> _Activity_:
This exercise calls for printing every record exactly once more.

[Dataset rows describing interfaces]
Segment Open

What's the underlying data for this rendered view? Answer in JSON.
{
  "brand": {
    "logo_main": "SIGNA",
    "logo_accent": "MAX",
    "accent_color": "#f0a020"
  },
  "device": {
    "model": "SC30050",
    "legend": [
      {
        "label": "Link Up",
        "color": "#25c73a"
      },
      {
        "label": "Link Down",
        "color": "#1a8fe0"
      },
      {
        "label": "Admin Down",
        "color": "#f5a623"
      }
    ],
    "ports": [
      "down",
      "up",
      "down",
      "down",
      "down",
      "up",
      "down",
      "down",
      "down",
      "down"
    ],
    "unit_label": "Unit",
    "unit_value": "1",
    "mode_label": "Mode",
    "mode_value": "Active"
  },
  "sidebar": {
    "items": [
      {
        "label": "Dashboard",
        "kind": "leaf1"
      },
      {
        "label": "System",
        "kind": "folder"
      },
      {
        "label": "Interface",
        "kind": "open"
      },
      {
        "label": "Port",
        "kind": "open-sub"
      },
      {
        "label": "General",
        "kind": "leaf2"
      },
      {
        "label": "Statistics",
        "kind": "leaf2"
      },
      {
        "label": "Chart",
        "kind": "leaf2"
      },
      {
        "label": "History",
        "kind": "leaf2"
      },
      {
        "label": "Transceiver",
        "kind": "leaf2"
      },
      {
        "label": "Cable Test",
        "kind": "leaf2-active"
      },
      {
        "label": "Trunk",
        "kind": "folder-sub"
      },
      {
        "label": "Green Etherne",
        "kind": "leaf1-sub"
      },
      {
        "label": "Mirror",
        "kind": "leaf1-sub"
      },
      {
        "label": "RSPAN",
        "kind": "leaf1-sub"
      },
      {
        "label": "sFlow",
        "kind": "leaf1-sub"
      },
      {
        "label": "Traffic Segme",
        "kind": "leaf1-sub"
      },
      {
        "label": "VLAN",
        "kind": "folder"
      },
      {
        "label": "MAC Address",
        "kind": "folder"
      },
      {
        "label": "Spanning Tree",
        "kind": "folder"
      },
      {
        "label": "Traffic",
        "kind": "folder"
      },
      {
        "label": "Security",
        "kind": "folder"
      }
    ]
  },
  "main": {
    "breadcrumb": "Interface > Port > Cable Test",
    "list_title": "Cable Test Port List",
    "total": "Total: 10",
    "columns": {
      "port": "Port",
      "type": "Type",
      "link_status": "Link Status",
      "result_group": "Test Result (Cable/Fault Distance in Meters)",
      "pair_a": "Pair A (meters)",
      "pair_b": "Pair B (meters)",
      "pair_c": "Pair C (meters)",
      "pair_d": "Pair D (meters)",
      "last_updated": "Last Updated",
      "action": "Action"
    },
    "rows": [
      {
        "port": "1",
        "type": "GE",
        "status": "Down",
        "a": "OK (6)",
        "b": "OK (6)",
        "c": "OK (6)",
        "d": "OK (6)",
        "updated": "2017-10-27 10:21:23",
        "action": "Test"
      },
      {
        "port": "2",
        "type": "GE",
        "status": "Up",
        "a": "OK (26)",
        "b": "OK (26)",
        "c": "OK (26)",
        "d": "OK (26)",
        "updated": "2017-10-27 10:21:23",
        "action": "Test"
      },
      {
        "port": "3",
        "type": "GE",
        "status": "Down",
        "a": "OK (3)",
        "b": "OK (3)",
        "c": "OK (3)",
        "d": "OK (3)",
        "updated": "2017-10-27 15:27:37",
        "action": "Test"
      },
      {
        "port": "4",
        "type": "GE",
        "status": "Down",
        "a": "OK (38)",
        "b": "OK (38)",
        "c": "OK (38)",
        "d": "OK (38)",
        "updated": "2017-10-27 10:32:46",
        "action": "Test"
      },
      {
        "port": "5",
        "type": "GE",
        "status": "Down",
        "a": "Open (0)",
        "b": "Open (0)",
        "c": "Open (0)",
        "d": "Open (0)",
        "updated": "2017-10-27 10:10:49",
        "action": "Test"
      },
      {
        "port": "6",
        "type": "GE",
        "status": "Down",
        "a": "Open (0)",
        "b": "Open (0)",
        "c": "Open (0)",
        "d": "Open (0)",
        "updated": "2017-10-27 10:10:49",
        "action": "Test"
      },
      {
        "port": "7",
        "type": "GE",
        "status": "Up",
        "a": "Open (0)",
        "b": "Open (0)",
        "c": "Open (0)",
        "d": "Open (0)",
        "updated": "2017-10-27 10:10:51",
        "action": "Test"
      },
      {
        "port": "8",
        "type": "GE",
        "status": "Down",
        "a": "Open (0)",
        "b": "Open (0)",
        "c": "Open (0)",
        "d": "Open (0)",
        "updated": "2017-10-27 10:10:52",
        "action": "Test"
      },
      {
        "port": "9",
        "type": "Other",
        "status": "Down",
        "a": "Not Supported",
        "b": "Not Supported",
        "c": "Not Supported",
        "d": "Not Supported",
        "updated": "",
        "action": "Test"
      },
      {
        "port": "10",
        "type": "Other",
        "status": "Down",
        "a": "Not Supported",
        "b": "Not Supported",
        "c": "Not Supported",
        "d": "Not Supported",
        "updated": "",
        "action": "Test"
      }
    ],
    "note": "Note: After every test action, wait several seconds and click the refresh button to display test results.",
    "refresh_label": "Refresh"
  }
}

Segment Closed

> _Reply to the task_:
What's the underlying data for this rendered view? Answer in JSON.
{
  "brand": {
    "logo_main": "SIGNA",
    "logo_accent": "MAX",
    "accent_color": "#f0a020"
  },
  "device": {
    "model": "SC30050",
    "legend": [
      {
        "label": "Link Up",
        "color": "#25c73a"
      },
      {
        "label": "Link Down",
        "color": "#1a8fe0"
      },
      {
        "label": "Admin Down",
        "color": "#f5a623"
      }
    ],
    "ports": [
      "down",
      "up",
      "down",
      "down",
      "down",
      "up",
      "down",
      "down",
      "down",
      "down"
    ],
    "unit_label": "Unit",
    "unit_value": "1",
    "mode_label": "Mode",
    "mode_value": "Active"
  },
  "sidebar": {
    "items": [
      {
        "label": "Dashboard",
        "kind": "leaf1"
      },
      {
        "label": "System",
        "kind": "folder"
      },
      {
        "label": "Interface",
        "kind": "open"
      },
      {
        "label": "Port",
        "kind": "open-sub"
      },
      {
        "label": "General",
        "kind": "leaf2"
      },
      {
        "label": "Statistics",
        "kind": "leaf2"
      },
      {
        "label": "Chart",
        "kind": "leaf2"
      },
      {
        "label": "History",
        "kind": "leaf2"
      },
      {
        "label": "Transceiver",
        "kind": "leaf2"
      },
      {
        "label": "Cable Test",
        "kind": "leaf2-active"
      },
      {
        "label": "Trunk",
        "kind": "folder-sub"
      },
      {
        "label": "Green Etherne",
        "kind": "leaf1-sub"
      },
      {
        "label": "Mirror",
        "kind": "leaf1-sub"
      },
      {
        "label": "RSPAN",
        "kind": "leaf1-sub"
      },
      {
        "label": "sFlow",
        "kind": "leaf1-sub"
      },
      {
        "label": "Traffic Segme",
        "kind": "leaf1-sub"
      },
      {
        "label": "VLAN",
        "kind": "folder"
      },
      {
        "label": "MAC Address",
        "kind": "folder"
      },
      {
        "label": "Spanning Tree",
        "kind": "folder"
      },
      {
        "label": "Traffic",
        "kind": "folder"
      },
      {
        "label": "Security",
        "kind": "folder"
      }
    ]
  },
  "main": {
    "breadcrumb": "Interface > Port > Cable Test",
    "list_title": "Cable Test Port List",
    "total": "Total: 10",
    "columns": {
      "port": "Port",
      "type": "Type",
      "link_status": "Link Status",
      "result_group": "Test Result (Cable/Fault Distance in Meters)",
      "pair_a": "Pair A (meters)",
      "pair_b": "Pair B (meters)",
      "pair_c": "Pair C (meters)",
      "pair_d": "Pair D (meters)",
      "last_updated": "Last Updated",
      "action": "Action"
    },
    "rows": [
      {
        "port": "1",
        "type": "GE",
        "status": "Down",
        "a": "OK (6)",
        "b": "OK (6)",
        "c": "OK (6)",
        "d": "OK (6)",
        "updated": "2017-10-27 10:21:23",
        "action": "Test"
      },
      {
        "port": "2",
        "type": "GE",
        "status": "Up",
        "a": "OK (26)",
        "b": "OK (26)",
        "c": "OK (26)",
        "d": "OK (26)",
        "updated": "2017-10-27 10:21:23",
        "action": "Test"
      },
      {
        "port": "3",
        "type": "GE",
        "status": "Down",
        "a": "OK (3)",
        "b": "OK (3)",
        "c": "OK (3)",
        "d": "OK (3)",
        "updated": "2017-10-27 15:27:37",
        "action": "Test"
      },
      {
        "port": "4",
        "type": "GE",
        "status": "Down",
        "a": "OK (38)",
        "b": "OK (38)",
        "c": "OK (38)",
        "d": "OK (38)",
        "updated": "2017-10-27 10:32:46",
        "action": "Test"
      },
      {
        "port": "5",
        "type": "GE",
        "status": "Down",
        "a": "Open (0)",
        "b": "Open (0)",
        "c": "Open (0)",
        "d": "Open (0)",
        "updated": "2017-10-27 10:10:49",
        "action": "Test"
      },
      {
        "port": "6",
        "type": "GE",
        "status": "Down",
        "a": "Open (0)",
        "b": "Open (0)",
        "c": "Open (0)",
        "d": "Open (0)",
        "updated": "2017-10-27 10:10:49",
        "action": "Test"
      },
      {
        "port": "7",
        "type": "GE",
        "status": "Up",
        "a": "Open (0)",
        "b": "Open (0)",
        "c": "Open (0)",
        "d": "Open (0)",
        "updated": "2017-10-27 10:10:51",
        "action": "Test"
      },
      {
        "port": "8",
        "type": "GE",
        "status": "Down",
        "a": "Open (0)",
        "b": "Open (0)",
        "c": "Open (0)",
        "d": "Open (0)",
        "updated": "2017-10-27 10:10:52",
        "action": "Test"
      },
      {
        "port": "9",
        "type": "Other",
        "status": "Down",
        "a": "Not Supported",
        "b": "Not Supported",
        "c": "Not Supported",
        "d": "Not Supported",
        "updated": "",
        "action": "Test"
      },
      {
        "port": "10",
        "type": "Other",
        "status": "Down",
        "a": "Not Supported",
        "b": "Not Supported",
        "c": "Not Supported",
        "d": "Not Supported",
        "updated": "",
        "action": "Test"
      }
    ],
    "note": "Note: After every test action, wait several seconds and click the refresh button to display test results.",
    "refresh_label": "Refresh"
  }
}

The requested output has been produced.